> _Problem statement_: Each entry is to be printed again word for word.

Dataset rows for apps and sites
==============================

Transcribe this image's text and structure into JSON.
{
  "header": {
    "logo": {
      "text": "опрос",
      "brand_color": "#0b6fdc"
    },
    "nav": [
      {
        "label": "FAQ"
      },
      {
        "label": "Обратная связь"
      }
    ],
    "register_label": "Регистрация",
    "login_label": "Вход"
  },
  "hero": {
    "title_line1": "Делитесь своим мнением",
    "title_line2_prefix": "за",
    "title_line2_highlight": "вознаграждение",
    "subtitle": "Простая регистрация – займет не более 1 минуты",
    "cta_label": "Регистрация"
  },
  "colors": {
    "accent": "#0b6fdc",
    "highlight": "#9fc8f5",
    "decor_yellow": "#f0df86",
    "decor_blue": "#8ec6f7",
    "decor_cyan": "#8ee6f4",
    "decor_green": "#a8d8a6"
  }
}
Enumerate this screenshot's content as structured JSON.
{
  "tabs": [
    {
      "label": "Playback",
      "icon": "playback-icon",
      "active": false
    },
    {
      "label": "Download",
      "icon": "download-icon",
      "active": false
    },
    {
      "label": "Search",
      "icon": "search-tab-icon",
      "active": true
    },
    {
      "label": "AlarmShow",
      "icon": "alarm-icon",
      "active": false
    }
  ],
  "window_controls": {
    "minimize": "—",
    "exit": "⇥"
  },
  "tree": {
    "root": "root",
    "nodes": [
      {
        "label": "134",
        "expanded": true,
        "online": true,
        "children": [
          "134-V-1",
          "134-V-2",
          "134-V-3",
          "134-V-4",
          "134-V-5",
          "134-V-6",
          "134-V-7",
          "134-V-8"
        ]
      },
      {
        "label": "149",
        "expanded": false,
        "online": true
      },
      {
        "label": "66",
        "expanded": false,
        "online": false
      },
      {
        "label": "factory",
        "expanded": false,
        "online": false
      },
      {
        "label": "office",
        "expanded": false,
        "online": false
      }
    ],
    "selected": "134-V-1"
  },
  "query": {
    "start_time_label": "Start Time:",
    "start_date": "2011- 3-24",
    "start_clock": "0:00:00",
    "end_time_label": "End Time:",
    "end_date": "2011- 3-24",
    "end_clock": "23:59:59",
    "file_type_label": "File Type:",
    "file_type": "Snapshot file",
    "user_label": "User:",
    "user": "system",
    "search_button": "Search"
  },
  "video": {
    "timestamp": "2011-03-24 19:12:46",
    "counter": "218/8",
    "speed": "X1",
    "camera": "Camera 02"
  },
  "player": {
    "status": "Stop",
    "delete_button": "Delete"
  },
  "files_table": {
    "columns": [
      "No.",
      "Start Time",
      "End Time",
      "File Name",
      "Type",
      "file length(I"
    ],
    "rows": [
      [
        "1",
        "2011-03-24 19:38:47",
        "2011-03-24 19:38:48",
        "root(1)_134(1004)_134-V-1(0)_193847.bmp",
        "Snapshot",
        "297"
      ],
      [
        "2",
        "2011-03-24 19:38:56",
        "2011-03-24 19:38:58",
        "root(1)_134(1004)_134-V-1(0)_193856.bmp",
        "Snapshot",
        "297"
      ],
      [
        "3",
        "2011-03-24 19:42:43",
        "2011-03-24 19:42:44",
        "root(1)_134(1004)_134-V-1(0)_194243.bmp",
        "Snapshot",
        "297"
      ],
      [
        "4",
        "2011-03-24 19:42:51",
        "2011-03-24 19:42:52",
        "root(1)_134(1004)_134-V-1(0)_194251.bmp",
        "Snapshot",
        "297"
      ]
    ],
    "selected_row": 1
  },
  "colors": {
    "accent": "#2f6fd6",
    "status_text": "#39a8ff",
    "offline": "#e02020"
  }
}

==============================

> _Solution_:
Transcribe this image's text and structure into JSON.
{
  "header": {
    "logo": {
      "text": "опрос",
      "brand_color": "#0b6fdc"
    },
    "nav": [
      {
        "label": "FAQ"
      },
      {
        "label": "Обратная связь"
      }
    ],
    "register_label": "Регистрация",
    "login_label": "Вход"
  },
  "hero": {
    "title_line1": "Делитесь своим мнением",
    "title_line2_prefix": "за",
    "title_line2_highlight": "вознаграждение",
    "subtitle": "Простая регистрация – займет не более 1 минуты",
    "cta_label": "Регистрация"
  },
  "colors": {
    "accent": "#0b6fdc",
    "highlight": "#9fc8f5",
    "decor_yellow": "#f0df86",
    "decor_blue": "#8ec6f7",
    "decor_cyan": "#8ee6f4",
    "decor_green": "#a8d8a6"
  }
}
Enumerate this screenshot's content as structured JSON.
{
  "tabs": [
    {
      "label": "Playback",
      "icon": "playback-icon",
      "active": false
    },
    {
      "label": "Download",
      "icon": "download-icon",
      "active": false
    },
    {
      "label": "Search",
      "icon": "search-tab-icon",
      "active": true
    },
    {
      "label": "AlarmShow",
      "icon": "alarm-icon",
      "active": false
    }
  ],
  "window_controls": {
    "minimize": "—",
    "exit": "⇥"
  },
  "tree": {
    "root": "root",
    "nodes": [
      {
        "label": "134",
        "expanded": true,
        "online": true,
        "children": [
          "134-V-1",
          "134-V-2",
          "134-V-3",
          "134-V-4",
          "134-V-5",
          "134-V-6",
          "134-V-7",
          "134-V-8"
        ]
      },
      {
        "label": "149",
        "expanded": false,
        "online": true
      },
      {
        "label": "66",
        "expanded": false,
        "online": false
      },
      {
        "label": "factory",
        "expanded": false,
        "online": false
      },
      {
        "label": "office",
        "expanded": false,
        "online": false
      }
    ],
    "selected": "134-V-1"
  },
  "query": {
    "start_time_label": "Start Time:",
    "start_date": "2011- 3-24",
    "start_clock": "0:00:00",
    "end_time_label": "End Time:",
    "end_date": "2011- 3-24",
    "end_clock": "23:59:59",
    "file_type_label": "File Type:",
    "file_type": "Snapshot file",
    "user_label": "User:",
    "user": "system",
    "search_button": "Search"
  },
  "video": {
    "timestamp": "2011-03-24 19:12:46",
    "counter": "218/8",
    "speed": "X1",
    "camera": "Camera 02"
  },
  "player": {
    "status": "Stop",
    "delete_button": "Delete"
  },
  "files_table": {
    "columns": [
      "No.",
      "Start Time",
      "End Time",
      "File Name",
      "Type",
      "file length(I"
    ],
    "rows": [
      [
        "1",
        "2011-03-24 19:38:47",
        "2011-03-24 19:38:48",
        "root(1)_134(1004)_134-V-1(0)_193847.bmp",
        "Snapshot",
        "297"
      ],
      [
        "2",
        "2011-03-24 19:38:56",
        "2011-03-24 19:38:58",
        "root(1)_134(1004)_134-V-1(0)_193856.bmp",
        "Snapshot",
        "297"
      ],
      [
        "3",
        "2011-03-24 19:42:43",
        "2011-03-24 19:42:44",
        "root(1)_134(1004)_134-V-1(0)_194243.bmp",
        "Snapshot",
        "297"
      ],
      [
        "4",
        "2011-03-24 19:42:51",
        "2011-03-24 19:42:52",
        "root(1)_134(1004)_134-V-1(0)_194251.bmp",
        "Snapshot",
        "297"
      ]
    ],
    "selected_row": 1
  },
  "colors": {
    "accent": "#2f6fd6",
    "status_text": "#39a8ff",
    "offline": "#e02020"
  }
}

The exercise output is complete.